**Material provided**.

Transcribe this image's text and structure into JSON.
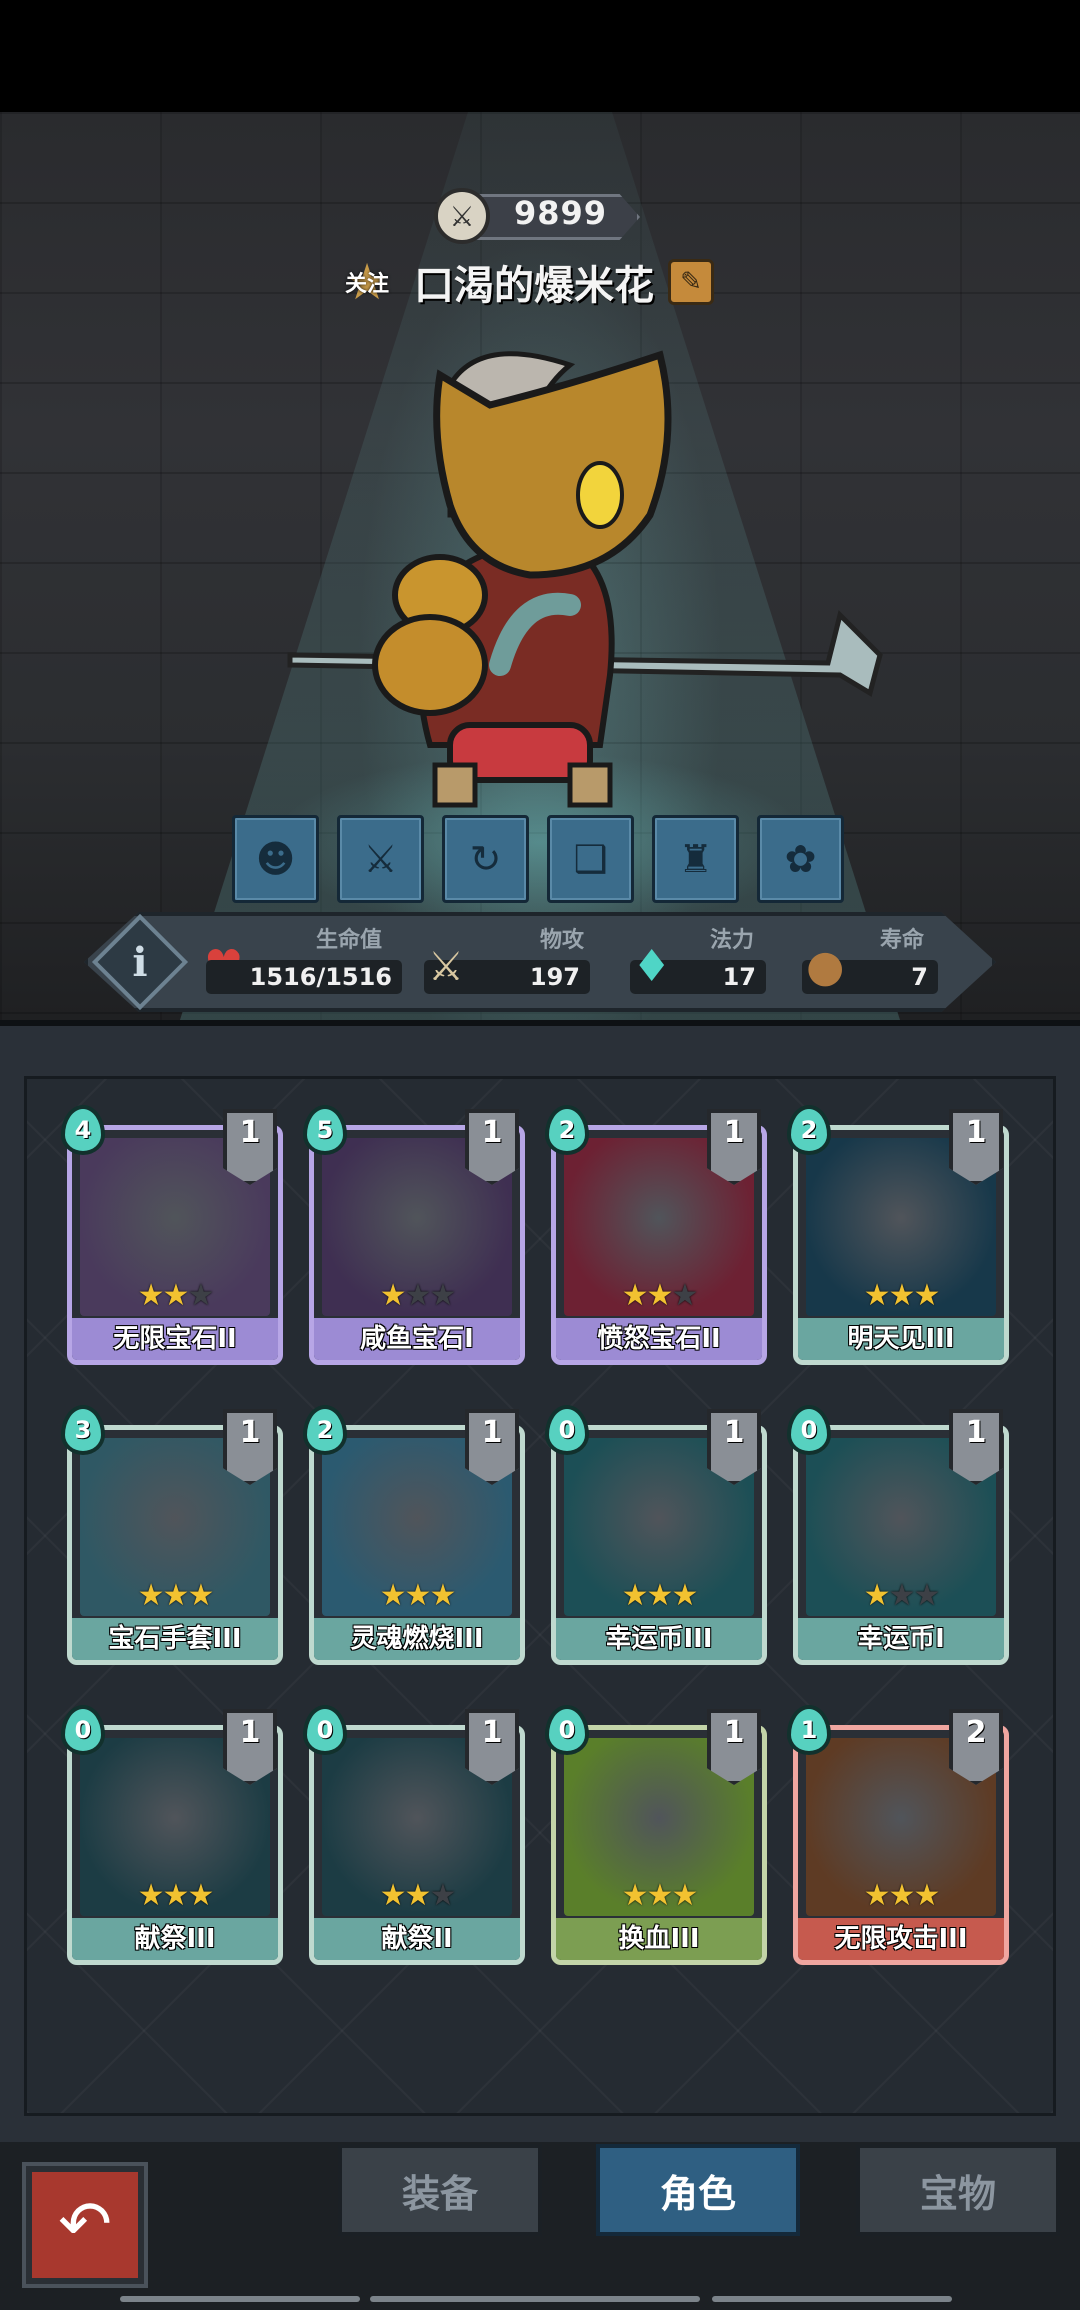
{
  "header": {
    "power": "9899",
    "follow_label": "关注",
    "player_name": "口渴的爆米花"
  },
  "skills": [
    {
      "icon": "demon-icon"
    },
    {
      "icon": "sword-icon"
    },
    {
      "icon": "swirl-icon"
    },
    {
      "icon": "book-icon"
    },
    {
      "icon": "figure-icon"
    },
    {
      "icon": "vine-icon"
    }
  ],
  "stats": {
    "hp_label": "生命值",
    "hp_value": "1516/1516",
    "atk_label": "物攻",
    "atk_value": "197",
    "mana_label": "法力",
    "mana_value": "17",
    "life_label": "寿命",
    "life_value": "7"
  },
  "cards": [
    {
      "name": "无限宝石II",
      "cost": "4",
      "count": "1",
      "stars": 2,
      "frame": "#b7a6e6",
      "band": "#9c8bd4",
      "art": "#4a3a5c"
    },
    {
      "name": "咸鱼宝石I",
      "cost": "5",
      "count": "1",
      "stars": 1,
      "frame": "#b7a6e6",
      "band": "#9c8bd4",
      "art": "#3f2f52"
    },
    {
      "name": "愤怒宝石II",
      "cost": "2",
      "count": "1",
      "stars": 2,
      "frame": "#b7a6e6",
      "band": "#9c8bd4",
      "art": "#6d2133"
    },
    {
      "name": "明天见III",
      "cost": "2",
      "count": "1",
      "stars": 3,
      "frame": "#bfd9cf",
      "band": "#6aa6a0",
      "art": "#17384a"
    },
    {
      "name": "宝石手套III",
      "cost": "3",
      "count": "1",
      "stars": 3,
      "frame": "#bfd9cf",
      "band": "#6aa6a0",
      "art": "#2f5864"
    },
    {
      "name": "灵魂燃烧III",
      "cost": "2",
      "count": "1",
      "stars": 3,
      "frame": "#bfd9cf",
      "band": "#6aa6a0",
      "art": "#2b5a70"
    },
    {
      "name": "幸运币III",
      "cost": "0",
      "count": "1",
      "stars": 3,
      "frame": "#bfd9cf",
      "band": "#6aa6a0",
      "art": "#1c4f56"
    },
    {
      "name": "幸运币I",
      "cost": "0",
      "count": "1",
      "stars": 1,
      "frame": "#bfd9cf",
      "band": "#6aa6a0",
      "art": "#1c4f56"
    },
    {
      "name": "献祭III",
      "cost": "0",
      "count": "1",
      "stars": 3,
      "frame": "#bfd9cf",
      "band": "#6aa6a0",
      "art": "#1c3c44"
    },
    {
      "name": "献祭II",
      "cost": "0",
      "count": "1",
      "stars": 2,
      "frame": "#bfd9cf",
      "band": "#6aa6a0",
      "art": "#1c3c44"
    },
    {
      "name": "换血III",
      "cost": "0",
      "count": "1",
      "stars": 3,
      "frame": "#c3d4a8",
      "band": "#7c9e52",
      "art": "#5a7f2a"
    },
    {
      "name": "无限攻击III",
      "cost": "1",
      "count": "2",
      "stars": 3,
      "frame": "#f0a6a0",
      "band": "#c65a4e",
      "art": "#5e3b24"
    }
  ],
  "nav": {
    "tab_equipment": "装备",
    "tab_character": "角色",
    "tab_treasure": "宝物",
    "active": "角色"
  },
  "colors": {
    "accent_active_tab": "#2f5f82",
    "back_button": "#a8382e",
    "star_on": "#f2c230"
  }
}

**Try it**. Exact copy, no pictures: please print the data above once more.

**Response for this exercise**.
Transcribe this image's text and structure into JSON.
{
  "header": {
    "power": "9899",
    "follow_label": "关注",
    "player_name": "口渴的爆米花"
  },
  "skills": [
    {
      "icon": "demon-icon"
    },
    {
      "icon": "sword-icon"
    },
    {
      "icon": "swirl-icon"
    },
    {
      "icon": "book-icon"
    },
    {
      "icon": "figure-icon"
    },
    {
      "icon": "vine-icon"
    }
  ],
  "stats": {
    "hp_label": "生命值",
    "hp_value": "1516/1516",
    "atk_label": "物攻",
    "atk_value": "197",
    "mana_label": "法力",
    "mana_value": "17",
    "life_label": "寿命",
    "life_value": "7"
  },
  "cards": [
    {
      "name": "无限宝石II",
      "cost": "4",
      "count": "1",
      "stars": 2,
      "frame": "#b7a6e6",
      "band": "#9c8bd4",
      "art": "#4a3a5c"
    },
    {
      "name": "咸鱼宝石I",
      "cost": "5",
      "count": "1",
      "stars": 1,
      "frame": "#b7a6e6",
      "band": "#9c8bd4",
      "art": "#3f2f52"
    },
    {
      "name": "愤怒宝石II",
      "cost": "2",
      "count": "1",
      "stars": 2,
      "frame": "#b7a6e6",
      "band": "#9c8bd4",
      "art": "#6d2133"
    },
    {
      "name": "明天见III",
      "cost": "2",
      "count": "1",
      "stars": 3,
      "frame": "#bfd9cf",
      "band": "#6aa6a0",
      "art": "#17384a"
    },
    {
      "name": "宝石手套III",
      "cost": "3",
      "count": "1",
      "stars": 3,
      "frame": "#bfd9cf",
      "band": "#6aa6a0",
      "art": "#2f5864"
    },
    {
      "name": "灵魂燃烧III",
      "cost": "2",
      "count": "1",
      "stars": 3,
      "frame": "#bfd9cf",
      "band": "#6aa6a0",
      "art": "#2b5a70"
    },
    {
      "name": "幸运币III",
      "cost": "0",
      "count": "1",
      "stars": 3,
      "frame": "#bfd9cf",
      "band": "#6aa6a0",
      "art": "#1c4f56"
    },
    {
      "name": "幸运币I",
      "cost": "0",
      "count": "1",
      "stars": 1,
      "frame": "#bfd9cf",
      "band": "#6aa6a0",
      "art": "#1c4f56"
    },
    {
      "name": "献祭III",
      "cost": "0",
      "count": "1",
      "stars": 3,
      "frame": "#bfd9cf",
      "band": "#6aa6a0",
      "art": "#1c3c44"
    },
    {
      "name": "献祭II",
      "cost": "0",
      "count": "1",
      "stars": 2,
      "frame": "#bfd9cf",
      "band": "#6aa6a0",
      "art": "#1c3c44"
    },
    {
      "name": "换血III",
      "cost": "0",
      "count": "1",
      "stars": 3,
      "frame": "#c3d4a8",
      "band": "#7c9e52",
      "art": "#5a7f2a"
    },
    {
      "name": "无限攻击III",
      "cost": "1",
      "count": "2",
      "stars": 3,
      "frame": "#f0a6a0",
      "band": "#c65a4e",
      "art": "#5e3b24"
    }
  ],
  "nav": {
    "tab_equipment": "装备",
    "tab_character": "角色",
    "tab_treasure": "宝物",
    "active": "角色"
  },
  "colors": {
    "accent_active_tab": "#2f5f82",
    "back_button": "#a8382e",
    "star_on": "#f2c230"
  }
}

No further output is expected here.